Nandolo Farmers Plead for Structured Market
Pigeon peas farmers have called for a well-structured market just like tobacco for them to reap from their toil.
Chairperson of Nandolo Farmers Association of Malawi, Susan Chimbayo, casts doubt that farmers will benefit from the 50, 000 metric tons of the crop that the country agreed with India to export if the market remains unstructured.
She said this today in Blantyre during stakeholders meeting.
“Market for pigeon peas is not properly structured. That is what the Association is crying for; it should be properly structured like the way it is with tobacco.
“I would even have loved if the quotas being exported to India is going through the Association with a large stake so that we are able to follow up who is getting the license and if we are getting the money back into the country,” she said.
Director of crops in the ministry of agriculture, Dr. Godfrey Ching’oma, says government is working on ensuring that the farmers benefit from their sweat.
“Government is making arrangements to have contract farming so that the associations such as Nandolo Farmers Association of Malawi engage in contract farming with off-takers.
“We, however, need to formalize the market.
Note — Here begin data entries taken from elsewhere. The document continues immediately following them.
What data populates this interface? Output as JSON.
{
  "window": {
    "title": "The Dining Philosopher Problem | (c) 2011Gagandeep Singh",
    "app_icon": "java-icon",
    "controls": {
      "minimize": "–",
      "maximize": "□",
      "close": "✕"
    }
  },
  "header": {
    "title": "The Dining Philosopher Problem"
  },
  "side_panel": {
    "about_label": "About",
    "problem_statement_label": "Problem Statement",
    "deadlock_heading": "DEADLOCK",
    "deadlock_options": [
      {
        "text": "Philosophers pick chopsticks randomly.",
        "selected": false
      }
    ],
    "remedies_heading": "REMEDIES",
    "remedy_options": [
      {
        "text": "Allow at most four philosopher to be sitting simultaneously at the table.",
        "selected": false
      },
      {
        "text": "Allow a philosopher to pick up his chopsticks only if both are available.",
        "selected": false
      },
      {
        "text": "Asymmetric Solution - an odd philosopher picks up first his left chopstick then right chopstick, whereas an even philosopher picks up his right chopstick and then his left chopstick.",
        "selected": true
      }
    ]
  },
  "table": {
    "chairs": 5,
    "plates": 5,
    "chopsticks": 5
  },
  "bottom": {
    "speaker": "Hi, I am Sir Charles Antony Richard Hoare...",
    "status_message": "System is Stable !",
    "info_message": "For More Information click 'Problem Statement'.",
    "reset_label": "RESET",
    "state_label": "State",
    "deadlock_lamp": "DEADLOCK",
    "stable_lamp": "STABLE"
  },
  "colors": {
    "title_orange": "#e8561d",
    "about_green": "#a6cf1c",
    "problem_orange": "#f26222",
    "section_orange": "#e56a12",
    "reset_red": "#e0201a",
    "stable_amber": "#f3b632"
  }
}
Already, as government, we are putting a legal framework for contract farming so that the contracts which farmers sign are legally binding,” he said.
Christian Aid Country Director, Luke Theu, says membership of the Association should be spread nationwide to increase bargain power for the farmers.
“The farmers have very little say on the market in terms of pricing and tonnage being exported to countries such as India. Our role as Christian Aid is to see players coming together and look at market access policy for the Association to ensure that the policy gives the farmers a voice on matters that affect them,” he said.
Government agreed with India to export 50, 000 metric tons of pigeon peas each year in the next five years.